**** Material shown ****
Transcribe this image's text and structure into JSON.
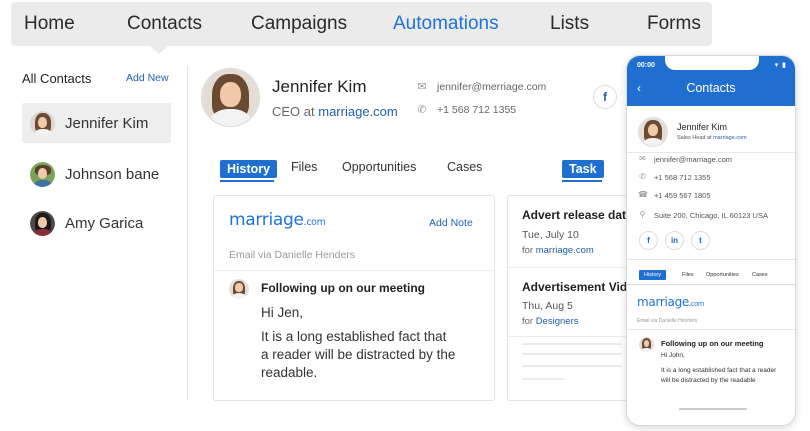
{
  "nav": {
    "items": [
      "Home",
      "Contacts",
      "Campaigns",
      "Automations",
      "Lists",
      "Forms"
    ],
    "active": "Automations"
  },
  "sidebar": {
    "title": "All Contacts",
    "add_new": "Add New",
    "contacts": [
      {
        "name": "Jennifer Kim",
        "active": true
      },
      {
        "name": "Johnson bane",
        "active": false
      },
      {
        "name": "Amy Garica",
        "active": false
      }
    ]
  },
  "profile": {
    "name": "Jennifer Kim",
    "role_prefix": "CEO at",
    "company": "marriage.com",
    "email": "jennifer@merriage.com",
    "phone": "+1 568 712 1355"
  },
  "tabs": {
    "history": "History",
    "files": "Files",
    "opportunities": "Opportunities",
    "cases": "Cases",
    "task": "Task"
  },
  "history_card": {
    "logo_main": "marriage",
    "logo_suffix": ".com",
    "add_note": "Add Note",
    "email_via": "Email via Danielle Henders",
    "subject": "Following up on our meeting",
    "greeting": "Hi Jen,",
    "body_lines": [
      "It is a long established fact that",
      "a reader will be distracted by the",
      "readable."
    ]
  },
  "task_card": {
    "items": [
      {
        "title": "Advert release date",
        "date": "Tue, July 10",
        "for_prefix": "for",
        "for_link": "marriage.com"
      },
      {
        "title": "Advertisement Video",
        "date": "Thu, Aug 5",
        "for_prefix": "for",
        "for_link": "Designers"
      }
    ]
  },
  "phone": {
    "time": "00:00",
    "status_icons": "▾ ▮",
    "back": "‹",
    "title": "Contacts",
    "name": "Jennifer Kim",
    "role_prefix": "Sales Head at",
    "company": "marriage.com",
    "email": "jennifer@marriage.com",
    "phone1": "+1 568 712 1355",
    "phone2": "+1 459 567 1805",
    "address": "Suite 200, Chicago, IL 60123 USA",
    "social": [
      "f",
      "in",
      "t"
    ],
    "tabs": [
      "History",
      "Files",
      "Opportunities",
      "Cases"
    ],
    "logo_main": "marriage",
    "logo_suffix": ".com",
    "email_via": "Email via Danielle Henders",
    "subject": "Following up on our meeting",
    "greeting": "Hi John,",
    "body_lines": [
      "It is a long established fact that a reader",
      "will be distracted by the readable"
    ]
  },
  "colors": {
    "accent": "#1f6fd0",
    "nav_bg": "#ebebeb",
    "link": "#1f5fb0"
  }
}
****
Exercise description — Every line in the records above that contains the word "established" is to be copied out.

Task solution —
      "It is a long established fact that",
      "It is a long established fact that a reader",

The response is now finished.